Course Web Page - Math 260AB
Introduction to Mathematical Logic
University of California, San Diego
Fall 2007 - Winter 2008
Professor of Mathematics and Computer Science
Email: email@example.com (this is usually the best way to contact me).
Office for office hours: APM 6210. Office phone: 534-6455. Cell phone: Dial 858 then 442 then 2877.
Office hours for Winter 2008: Monday, 11:00-11:50. Wednesday, 9:00-9:50. In APM 6210.
Please email for appointments at other times.
Please feel free to drop by at other times too (usually, I am in my 7th floor Chair office).
Meeting times and place: APM 7421, TuTh 9:00-10:30. (Ending times will vary.)
Inference Rules for Natural Deduction. October 9, 2007; revised October 30, 2007.
Homework #1. Due Tuesday, October 16.
Homework #2. Due Thursday, October 18.
Homework #3. Due Thursday, November 8.
Homework #4. Due Thursday, November 22.
Homework #5. Due Friday, December 14.
Homework #6. Due Thursday, February 4.
Homework #7. Due Thursday, February 14.
Homework #8. Due Thursday, March 6.
Homework #9. Due Tuesday, March 18.
Email discussion is available at the Google Group http://groups.google.com/group/IntroMathLogic0708. I think you can read emails without joining the group; or, if you join the group, you can have all messages forwarded to you automatically.

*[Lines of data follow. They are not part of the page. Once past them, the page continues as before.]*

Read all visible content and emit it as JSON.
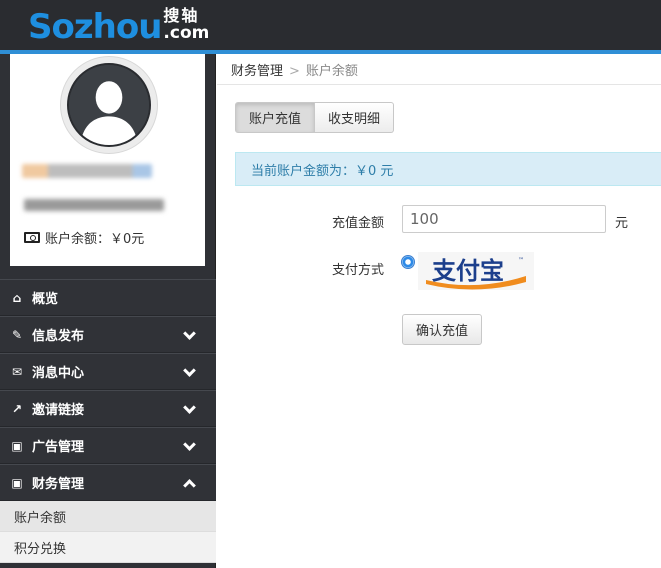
{
  "header": {
    "logo_main": "Sozhou",
    "logo_cn": "搜轴",
    "logo_com": ".com",
    "accent_color": "#2f8fd6"
  },
  "profile": {
    "avatar_icon": "user-silhouette-icon",
    "balance_label": "账户余额：￥0元"
  },
  "sidebar": {
    "items": [
      {
        "label": "概览",
        "icon": "home-icon"
      },
      {
        "label": "信息发布",
        "icon": "edit-icon"
      },
      {
        "label": "消息中心",
        "icon": "envelope-icon"
      },
      {
        "label": "邀请链接",
        "icon": "share-icon"
      },
      {
        "label": "广告管理",
        "icon": "money-icon"
      },
      {
        "label": "财务管理",
        "icon": "money-icon"
      }
    ],
    "subitems": [
      {
        "label": "账户余额"
      },
      {
        "label": "积分兑换"
      }
    ]
  },
  "breadcrumb": {
    "parent": "财务管理",
    "separator": ">",
    "current": "账户余额"
  },
  "tabs": [
    {
      "label": "账户充值"
    },
    {
      "label": "收支明细"
    }
  ],
  "alert": {
    "text": "当前账户金额为：￥0 元"
  },
  "form": {
    "amount_label": "充值金额",
    "amount_value": "100",
    "unit": "元",
    "payment_label": "支付方式",
    "payment_option": "支付宝",
    "submit_label": "确认充值"
  }
}
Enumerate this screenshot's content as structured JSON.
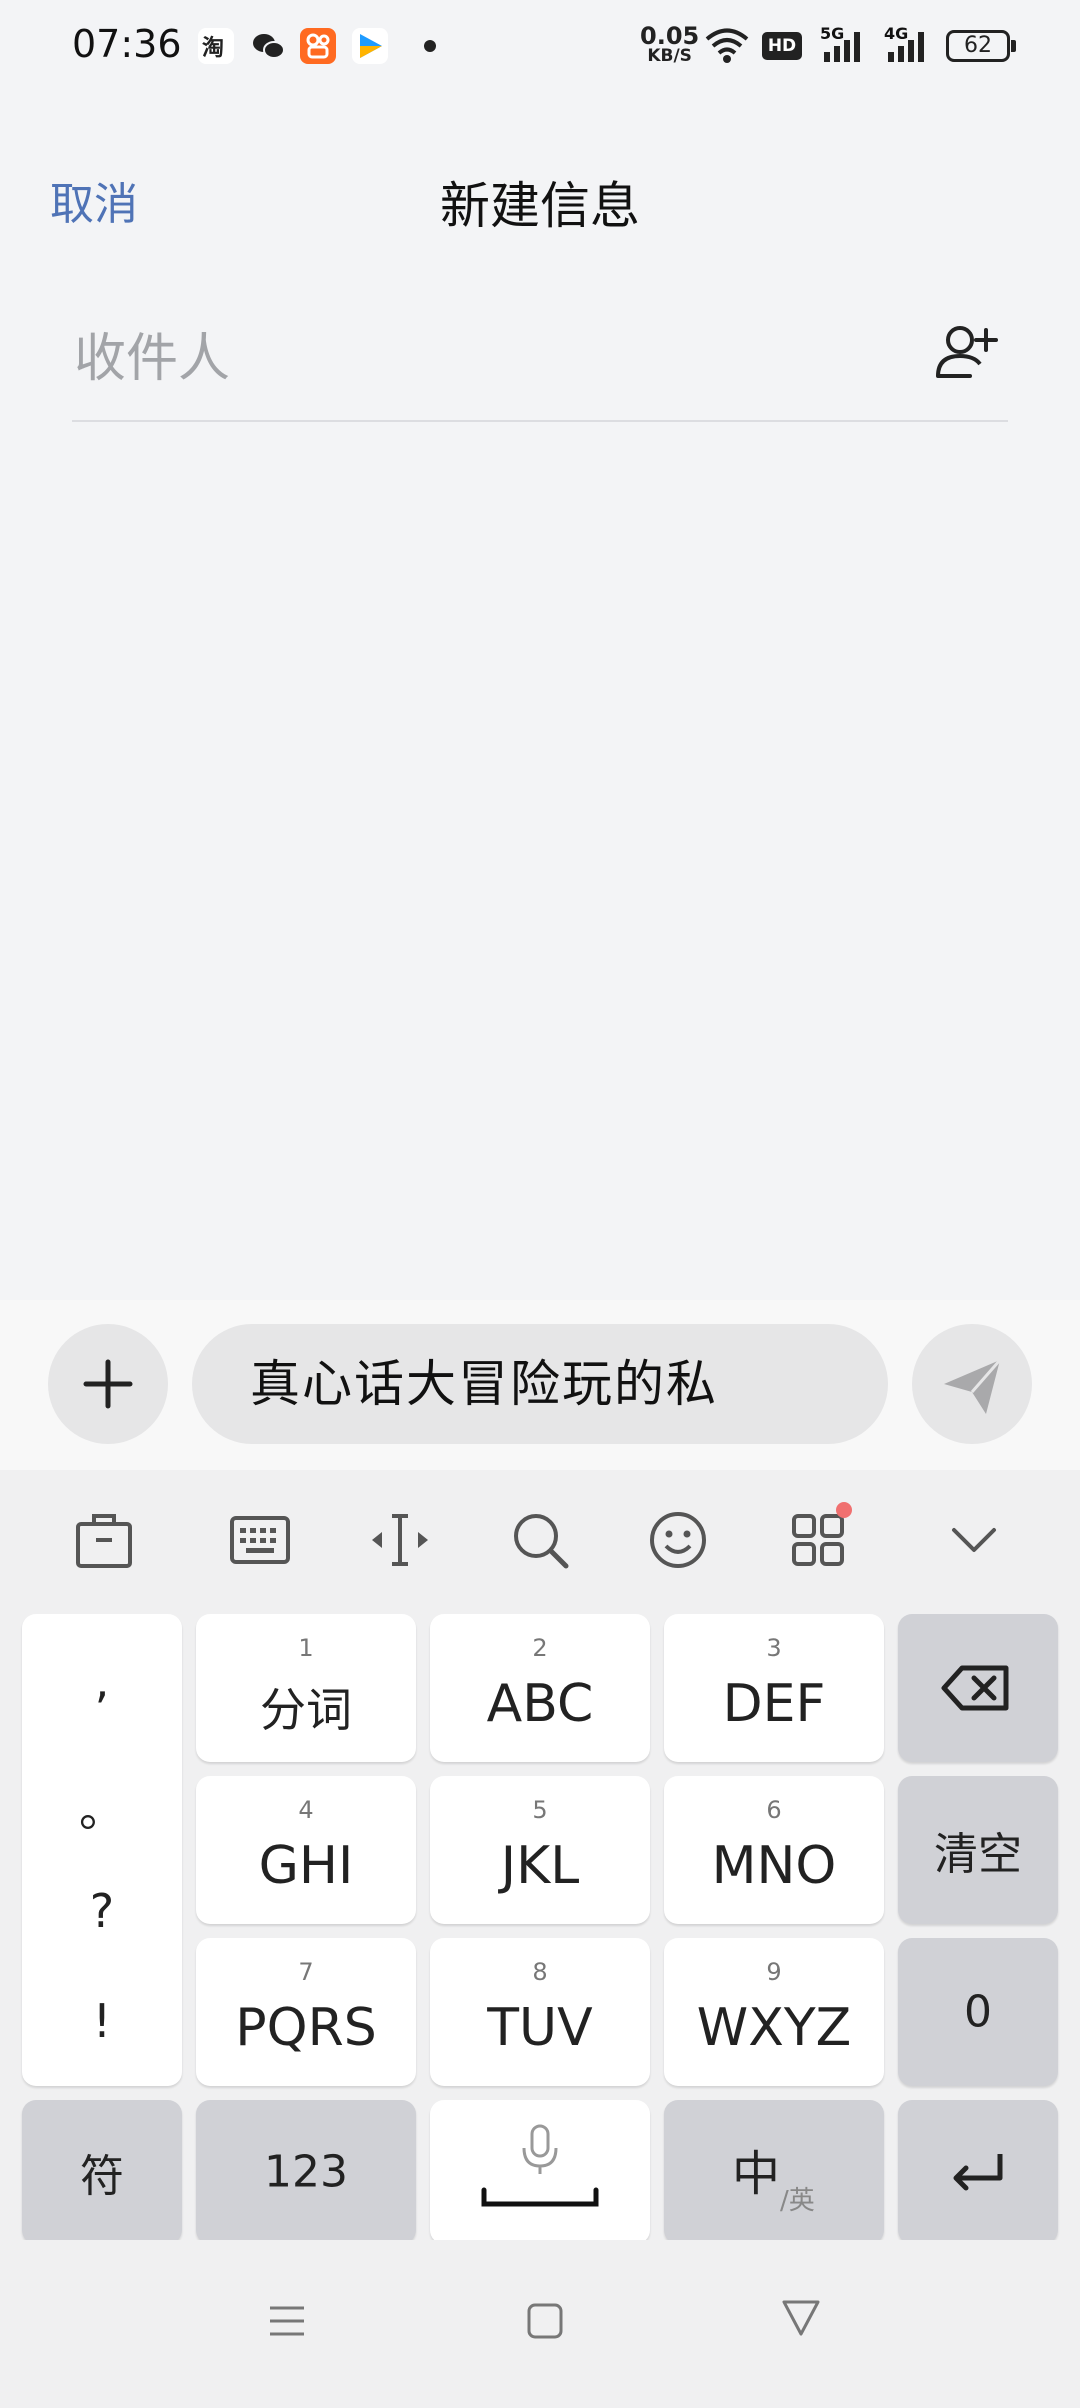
{
  "status_bar": {
    "time": "07:36",
    "speed_value": "0.05",
    "speed_unit": "KB/S",
    "hd_badge": "HD",
    "net_5g": "5G",
    "net_4g": "4G",
    "battery": "62",
    "icons": [
      "taobao-icon",
      "wechat-icon",
      "kuaishou-icon",
      "video-app-icon",
      "notification-dot",
      "wifi-icon",
      "signal-icon",
      "battery-icon"
    ]
  },
  "header": {
    "cancel_label": "取消",
    "title": "新建信息"
  },
  "recipient": {
    "placeholder": "收件人"
  },
  "compose": {
    "message_text": "真心话大冒险玩的私"
  },
  "keyboard": {
    "punctuation": [
      ",",
      "。",
      "?",
      "!"
    ],
    "keys": [
      {
        "num": "1",
        "label": "分词"
      },
      {
        "num": "2",
        "label": "ABC"
      },
      {
        "num": "3",
        "label": "DEF"
      },
      {
        "num": "4",
        "label": "GHI"
      },
      {
        "num": "5",
        "label": "JKL"
      },
      {
        "num": "6",
        "label": "MNO"
      },
      {
        "num": "7",
        "label": "PQRS"
      },
      {
        "num": "8",
        "label": "TUV"
      },
      {
        "num": "9",
        "label": "WXYZ"
      }
    ],
    "clear_label": "清空",
    "zero_label": "0",
    "symbol_label": "符",
    "num_label": "123",
    "lang_main": "中",
    "lang_sub": "/英"
  },
  "colors": {
    "accent": "#4f73b6",
    "background": "#f3f4f6",
    "dark_key": "#d0d1d6",
    "badge_red": "#f07070"
  }
}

As a member, you can post emails by sending them to IntroMathLogic0708@googlegroups.com.
Please feel free to ask questions, as well as to answer others' questions, in the group email discussion.
This email group has become rather inactive, but should still work, so feel free to use it.

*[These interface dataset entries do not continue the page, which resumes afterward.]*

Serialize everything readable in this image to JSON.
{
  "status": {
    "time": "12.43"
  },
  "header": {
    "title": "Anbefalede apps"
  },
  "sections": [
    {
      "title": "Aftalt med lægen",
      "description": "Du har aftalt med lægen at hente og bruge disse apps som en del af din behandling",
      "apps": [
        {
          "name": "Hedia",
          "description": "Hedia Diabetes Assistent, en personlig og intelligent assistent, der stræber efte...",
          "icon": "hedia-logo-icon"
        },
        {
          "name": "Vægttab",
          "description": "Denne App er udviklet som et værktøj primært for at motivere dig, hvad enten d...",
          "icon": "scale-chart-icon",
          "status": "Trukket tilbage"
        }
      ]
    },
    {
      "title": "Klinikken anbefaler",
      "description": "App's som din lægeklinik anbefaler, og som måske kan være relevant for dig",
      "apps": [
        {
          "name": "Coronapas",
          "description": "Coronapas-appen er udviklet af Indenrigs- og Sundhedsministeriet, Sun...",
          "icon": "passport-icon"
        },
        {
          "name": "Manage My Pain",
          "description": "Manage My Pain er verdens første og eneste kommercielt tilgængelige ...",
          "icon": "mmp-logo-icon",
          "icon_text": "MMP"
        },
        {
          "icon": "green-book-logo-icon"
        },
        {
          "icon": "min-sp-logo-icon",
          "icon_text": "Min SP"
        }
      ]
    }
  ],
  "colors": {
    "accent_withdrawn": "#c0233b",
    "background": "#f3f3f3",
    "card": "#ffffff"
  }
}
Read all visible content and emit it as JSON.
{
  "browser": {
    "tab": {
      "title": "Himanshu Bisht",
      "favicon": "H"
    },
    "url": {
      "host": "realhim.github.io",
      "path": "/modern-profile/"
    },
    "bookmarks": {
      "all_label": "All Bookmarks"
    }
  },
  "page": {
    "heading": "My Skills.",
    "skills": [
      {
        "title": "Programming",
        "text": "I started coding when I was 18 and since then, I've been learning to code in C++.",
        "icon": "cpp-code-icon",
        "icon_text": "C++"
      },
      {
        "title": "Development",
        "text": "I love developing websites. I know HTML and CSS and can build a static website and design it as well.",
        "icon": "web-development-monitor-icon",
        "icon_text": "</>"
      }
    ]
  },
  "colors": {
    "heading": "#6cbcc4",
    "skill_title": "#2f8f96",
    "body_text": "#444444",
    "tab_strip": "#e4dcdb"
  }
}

This is a first course in mathematical logic, with some emphasis on topics of interest to computer science. Topics for the two quarter sequence are expected to include: Propositional logic, first order logic, soundness, completeness, Herbrand's theorem, Craig interpolation, Löwenheim-Skolem thoerem, model theory, nonstandard models, tense logics including LTL and CTL, modal logic, first order logic for arithmetic, computability, Gödel's incompleteness theorem.
There are no prerequisites beyond the usual mathematical maturity expected from a graduate student in mathematics (for instance). The course is suitable for graduate students in mathematics, computer science, and philosophy.

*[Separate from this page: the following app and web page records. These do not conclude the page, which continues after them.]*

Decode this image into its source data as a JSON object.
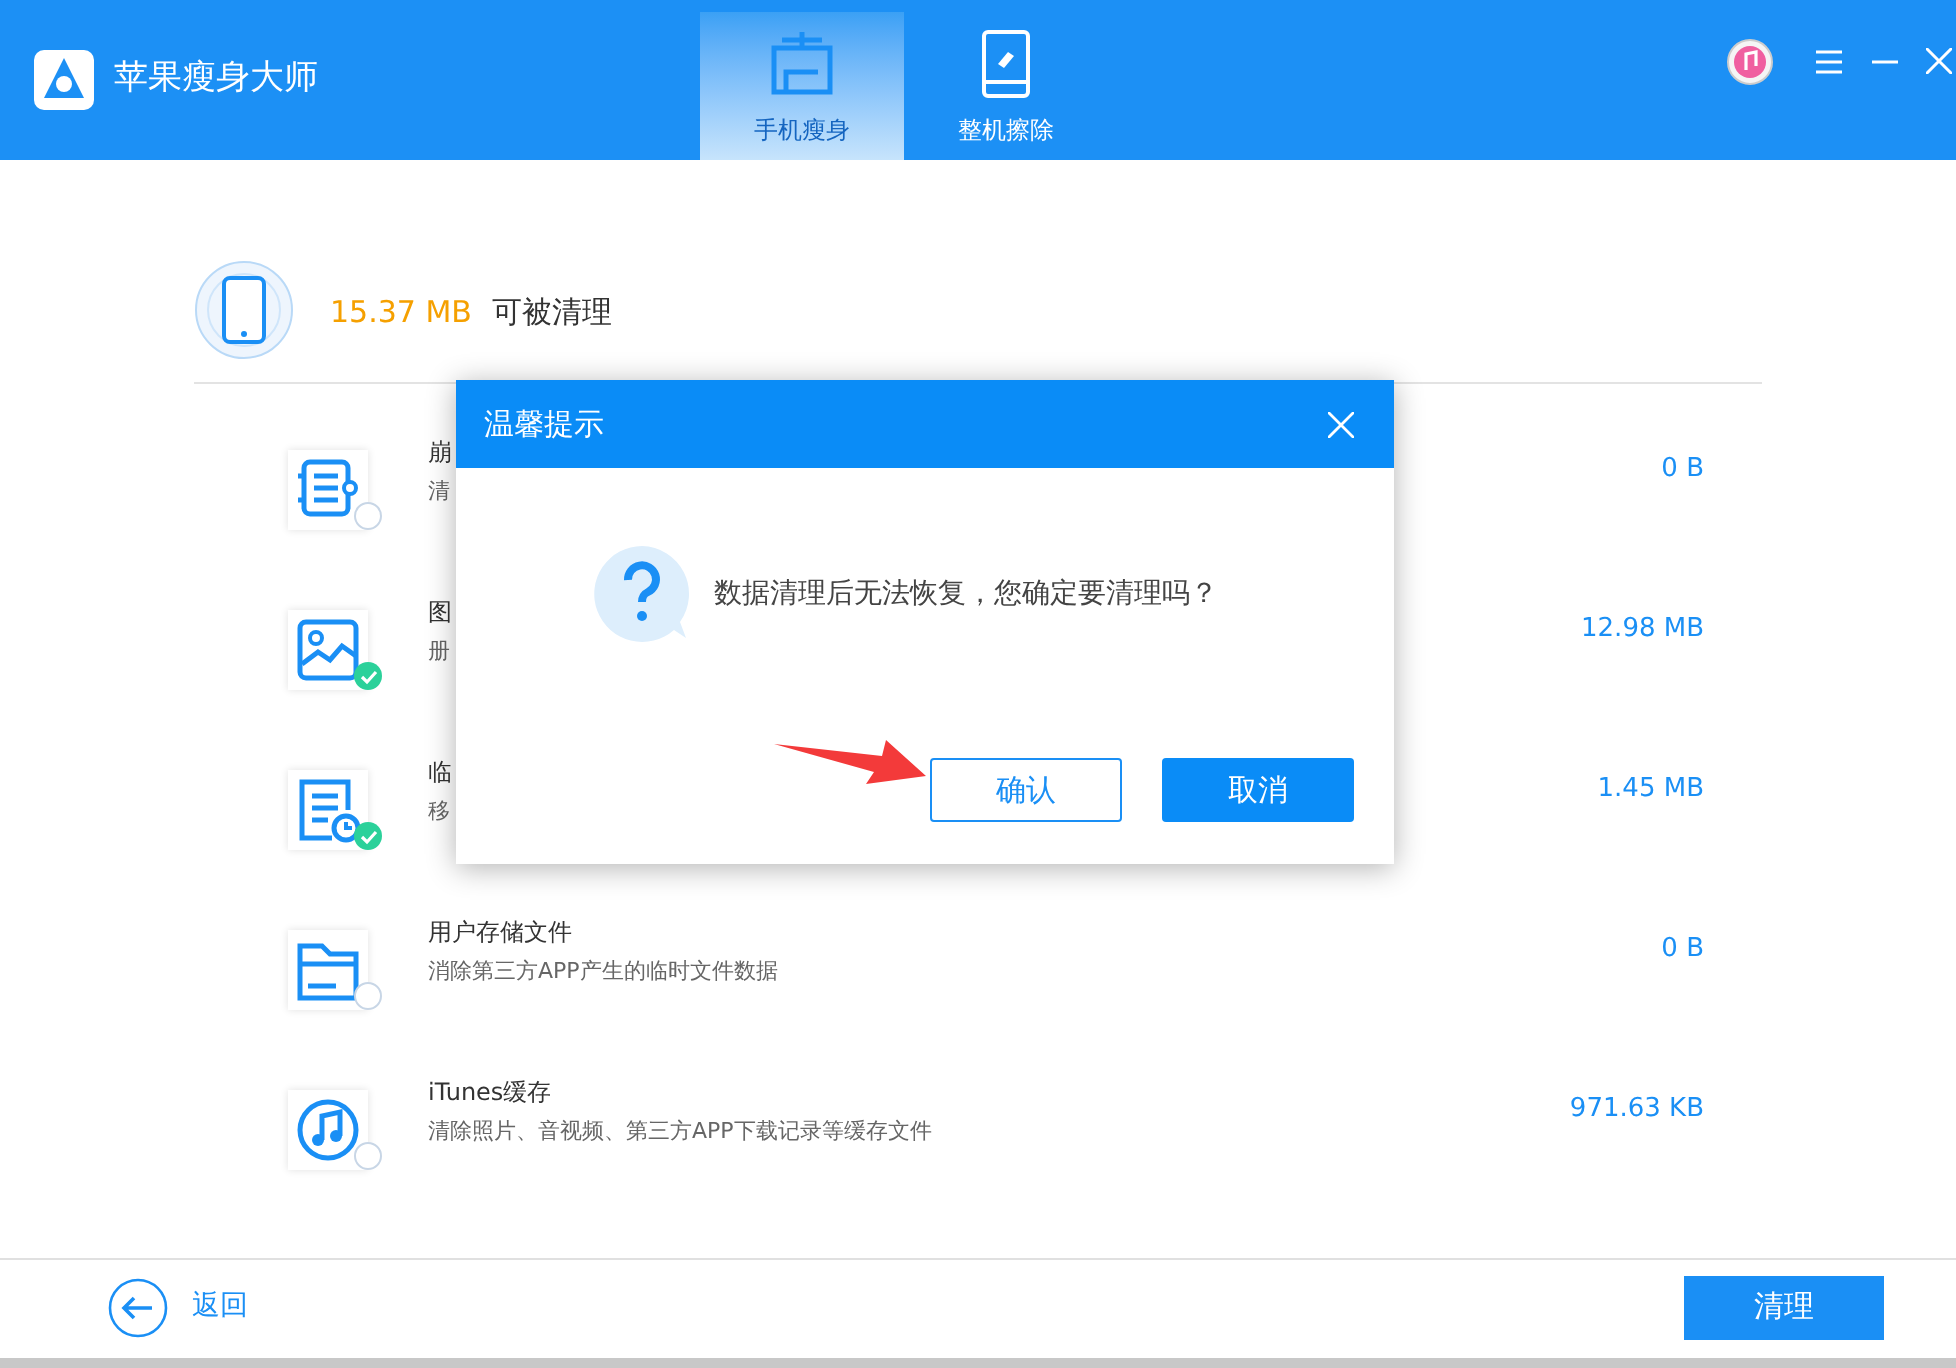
{
  "app": {
    "title": "苹果瘦身大师"
  },
  "tabs": [
    {
      "label": "手机瘦身",
      "selected": true,
      "kind": "slim"
    },
    {
      "label": "整机擦除",
      "selected": false,
      "kind": "erase"
    }
  ],
  "summary": {
    "size": "15.37 MB",
    "label": "可被清理"
  },
  "items": [
    {
      "kind": "log",
      "title": "崩",
      "desc": "清",
      "size": "0 B",
      "checked": false
    },
    {
      "kind": "photo",
      "title": "图",
      "desc": "册",
      "size": "12.98 MB",
      "checked": true
    },
    {
      "kind": "temp",
      "title": "临",
      "desc": "移",
      "size": "1.45 MB",
      "checked": true
    },
    {
      "kind": "folder",
      "title": "用户存储文件",
      "desc": "消除第三方APP产生的临时文件数据",
      "size": "0 B",
      "checked": false
    },
    {
      "kind": "music",
      "title": "iTunes缓存",
      "desc": "清除照片、音视频、第三方APP下载记录等缓存文件",
      "size": "971.63 KB",
      "checked": false
    }
  ],
  "footer": {
    "back": "返回",
    "clean": "清理"
  },
  "dialog": {
    "title": "温馨提示",
    "message": "数据清理后无法恢复，您确定要清理吗？",
    "confirm": "确认",
    "cancel": "取消"
  }
}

Grades will be based on homework assignments.
If you are attending the class, please be sure to be on the email list for the course.